Outside of basketball spheres, Charlottesville, Virginia, had maintained a relatively low profile for a while. That is, until the summer of 2017.
In May of that year, white supremacist leader Richard Spencer led a small rally to protest the removal of a statue of a confederate leader. Two months later, the Ku Klux Klan held a similar rally. The 50 attendees were dwarfed by over 1,000 counter protesters.
Charlottesville’s vitriolic summer culminated in a collection of white supremacists and neo-Nazis organizing the “Unite the Right” rally downtown. Again, only 50 or so protesters showed up, but in the face of thousands of counter protesters, the rally turned violent. One attendee drove their car through the crowd of anti-fascist protesters, killing Heather Heyer, an anti-racist activist.
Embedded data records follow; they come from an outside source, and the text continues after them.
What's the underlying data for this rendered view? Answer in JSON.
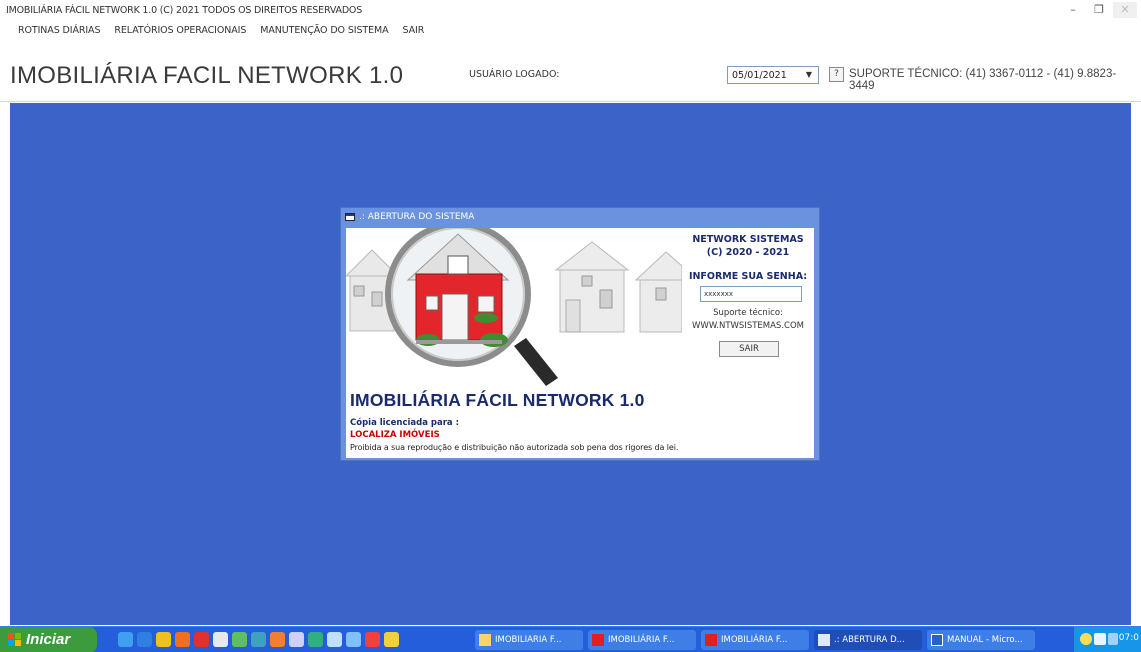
{
  "window": {
    "title": "IMOBILIÁRIA FÁCIL NETWORK 1.0  (C) 2021 TODOS OS DIREITOS RESERVADOS",
    "minimize": "–",
    "maximize": "❐",
    "close": "✕"
  },
  "menu": [
    {
      "label": "ROTINAS DIÁRIAS"
    },
    {
      "label": "RELATÓRIOS OPERACIONAIS"
    },
    {
      "label": "MANUTENÇÃO DO SISTEMA"
    },
    {
      "label": "SAIR"
    }
  ],
  "header": {
    "app_title": "IMOBILIÁRIA FACIL NETWORK 1.0",
    "user_label": "USUÁRIO LOGADO:",
    "date_value": "05/01/2021",
    "date_arrow": "▼",
    "help_label": "?",
    "support_text": "SUPORTE TÉCNICO: (41) 3367-0112 - (41) 9.8823-3449"
  },
  "dialog": {
    "title": ".: ABERTURA DO SISTEMA",
    "company": "NETWORK SISTEMAS",
    "copyright": "(C) 2020 - 2021",
    "password_prompt": "INFORME SUA SENHA:",
    "password_value": "xxxxxxx",
    "support_label": "Suporte técnico:",
    "website": "WWW.NTWSISTEMAS.COM",
    "exit_button": "SAIR",
    "product_title": "IMOBILIÁRIA FÁCIL NETWORK 1.0",
    "license_label": "Cópia licenciada para :",
    "licensee": "LOCALIZA IMÓVEIS",
    "notice": "Proibida a sua reprodução e distribuição não autorizada sob pena dos rigores da lei."
  },
  "taskbar": {
    "start_label": "Iniciar",
    "buttons": [
      {
        "label": "IMOBILIARIA F...",
        "icon": "folder-icon"
      },
      {
        "label": "IMOBILIÁRIA F...",
        "icon": "app-n-icon"
      },
      {
        "label": "IMOBILIÁRIA F...",
        "icon": "app-n-icon"
      },
      {
        "label": ".: ABERTURA D...",
        "icon": "window-icon"
      },
      {
        "label": "MANUAL - Micro...",
        "icon": "word-icon"
      }
    ],
    "clock": "07:0"
  },
  "colors": {
    "desktop": "#3b63c8",
    "dialog_frame": "#6a92de",
    "title_navy": "#1a2a6c",
    "licensee_red": "#cc0000",
    "taskbar": "#245edb",
    "start_green": "#3c9b3c"
  }
}
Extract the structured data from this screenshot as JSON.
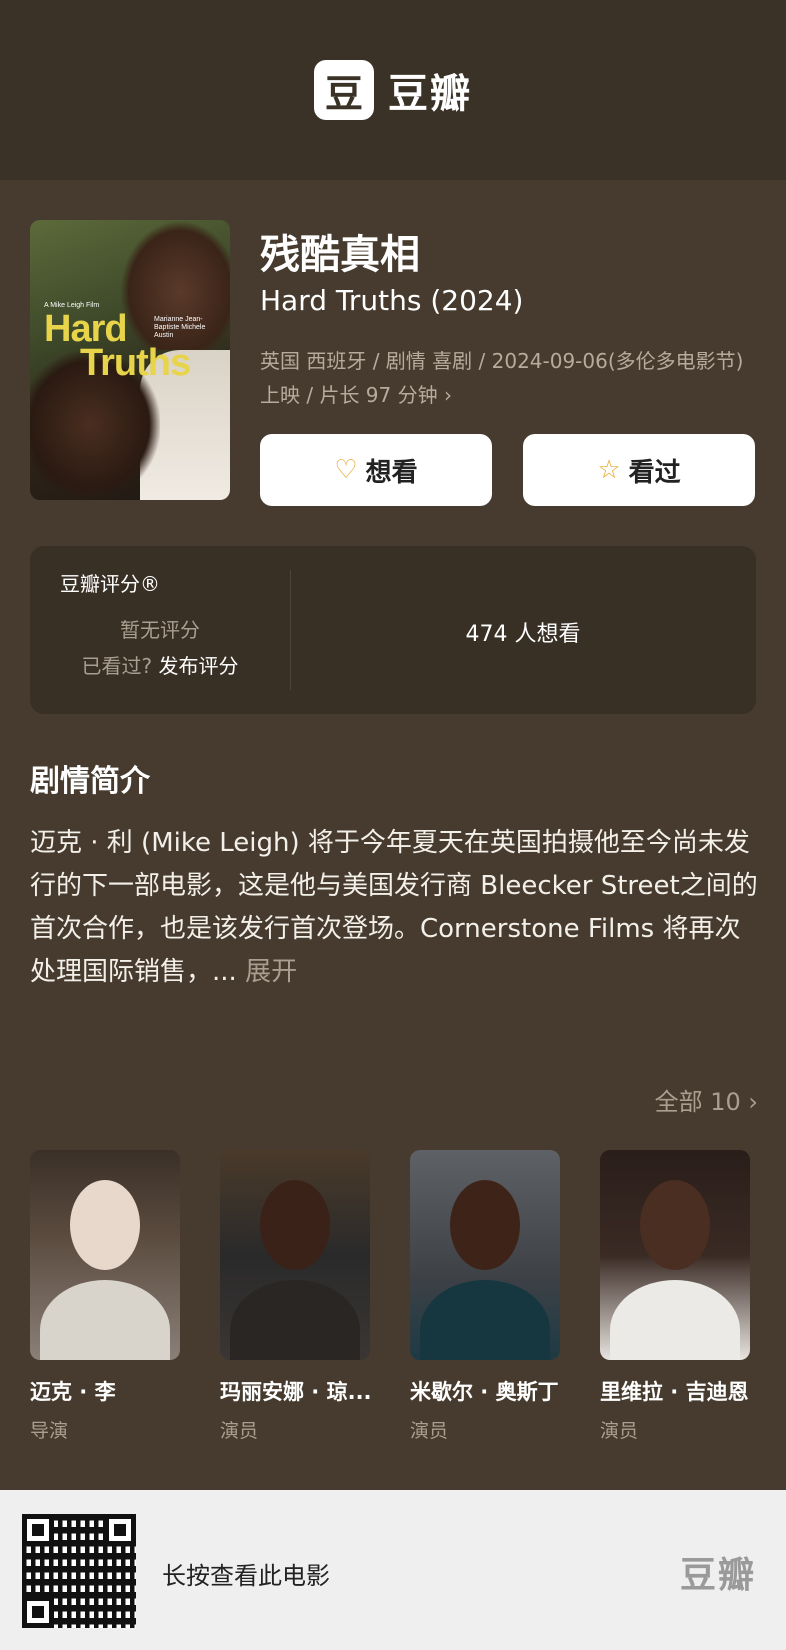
{
  "header": {
    "logo_glyph": "豆",
    "logo_text": "豆瓣"
  },
  "movie": {
    "poster": {
      "credit": "A Mike Leigh Film",
      "title_line1": "Hard",
      "title_line2": "Truths",
      "cast": "Marianne Jean-Baptiste Michele Austin"
    },
    "title_cn": "残酷真相",
    "title_en": "Hard Truths (2024)",
    "meta": "英国 西班牙 / 剧情 喜剧 / 2024-09-06(多伦多电影节) 上映 / 片长 97 分钟 ›"
  },
  "actions": {
    "want_label": "想看",
    "seen_label": "看过"
  },
  "rating": {
    "label": "豆瓣评分®",
    "no_rating": "暂无评分",
    "seen_prefix": "已看过?",
    "publish": "发布评分",
    "want_count": "474 人想看"
  },
  "synopsis": {
    "title": "剧情简介",
    "text": "迈克 · 利 (Mike Leigh) 将于今年夏天在英国拍摄他至今尚未发行的下一部电影，这是他与美国发行商 Bleecker Street之间的首次合作，也是该发行首次登场。Cornerstone Films 将再次处理国际销售，... ",
    "expand": "展开"
  },
  "cast_section": {
    "all_link": "全部 10 ›"
  },
  "cast": [
    {
      "name": "迈克 · 李",
      "role": "导演"
    },
    {
      "name": "玛丽安娜 · 琼...",
      "role": "演员"
    },
    {
      "name": "米歇尔 · 奥斯丁",
      "role": "演员"
    },
    {
      "name": "里维拉 · 吉迪恩",
      "role": "演员"
    }
  ],
  "footer": {
    "text": "长按查看此电影",
    "logo": "豆瓣"
  }
}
It’s hard to imagine feeling at home in Charlottesville for someone like Natasha Oladokun, whose poetry often centers Black identity. It’s also easy, in light of such a repetitive series of racist outbursts, to shrug that summer in Charlottesville off as just another backwards Southern city embracing racism.
“Whenever some heinous racial thing happens in the South it becomes this way to talk about everyone there in the same way,” Natasha said. “‘The South is just backward and we need to throw it out.’ Well who do you think are the most vulnerable targets of violence in the South?”
In the face of that violence, she found herself turning to two outlets: poetry and prayer. For a while, they served two fundamentally different purposes; the former mostly internal, the latter explicitly external. In separating the internal and the external so drastically, Natasha found herself speaking to God, in her words, with more distance than she would a stranger.
But as she grew as a poet and a person, they became increasingly indistinguishable from one another. Poems became prayers. Prayers became poems. Each was both both and neither.
“My relationship to my faith and my relationship to my creative practice have become so intertwined that I can no longer find a useful distinction between them,” Natasha said. “Poetry saved my faith. And my faith has given me a particular way of understanding poems.”
That’s the lens of writing that makes Natasha’s writing feel so profoundly personal, even for a disconnected reader. I sometimes read her work and feel like the words came from myself. The language floats there, just off the page, like a prayer I took from someone else that’s still mine when it leaves my lips.
When Natasha came to Madison to serve as the inaugural First Wave Poetry Fellow, the differences she found between her new home and the South were few and far between.
“I think college towns for really large universities tend to share those dichotomies of extreme poverty and extreme wealth,” she said. “There’s still segregation here, there’s still racism here, I have still seen that on display. Madison has issues too. That imaginary line on the Mason-Dixon is truly just a fiction.”
“My experience as a writing fellow, my experience as a teacher, my experience with First Wave has been an oasis in the midst of a town that would have been very difficult for me to adjust to.”
In her first semester as the First Wave Poetry Fellow, Natasha taught a creative writing class made up exclusively of First Wave scholars. And while not all of the students in the class were poets, she said that it was refreshing to have a group of students who all want to to be there, and that the creativity they draw on in other mediums still comes through in writing.
And that’s what made the workshop structure so different from others Natasha has taught. Whereas normally workshop feedback tends to focus too heavily on the minutiae of the poem’s structure — “Why did you break the line here?” — Natasha’s First Wave workshop cut straight to the meat of the process: “Looking at what the poem is saying as opposed to how it is behaving,” and saving the minutiae for the final review process.
This meant that in just a few weeks, First Wave students in the class were able to create some extraordinarily well-designed poems, some of which will be presented in the First Wave Poetry Showcase alongside Natasha’s work during Line Breaks. And while all the poets in the class were so dynamically individual, they each returned to the same theme time again: home.
“All the students have such diversity in terms of aesthetics, style, and voice, but something that I’ve consistently seen across the board is that there’s also this interest in the concept of home,” Natasha said. “And home takes on different characteristics depending on who the poet is. Sometimes the concept is more geographic or they may be thinking about home in the context of the physical body. But this question of ‘Where can I go to rest?’ is something that I kept seeing appear.
And where can you rest? Likely not in Charlottesville, with its endless white supremacist rallies. But probably not in Madison, either, where just a few months ago various new-fascist groups organized a “We the People” rally, showing up at the Capitol with loaded assault rifles.
Maybe it’s exactly where Natasha found it: in poetry and in prayer. Not tied to any city or town, but deeply personal. You can always find it, wherever you are.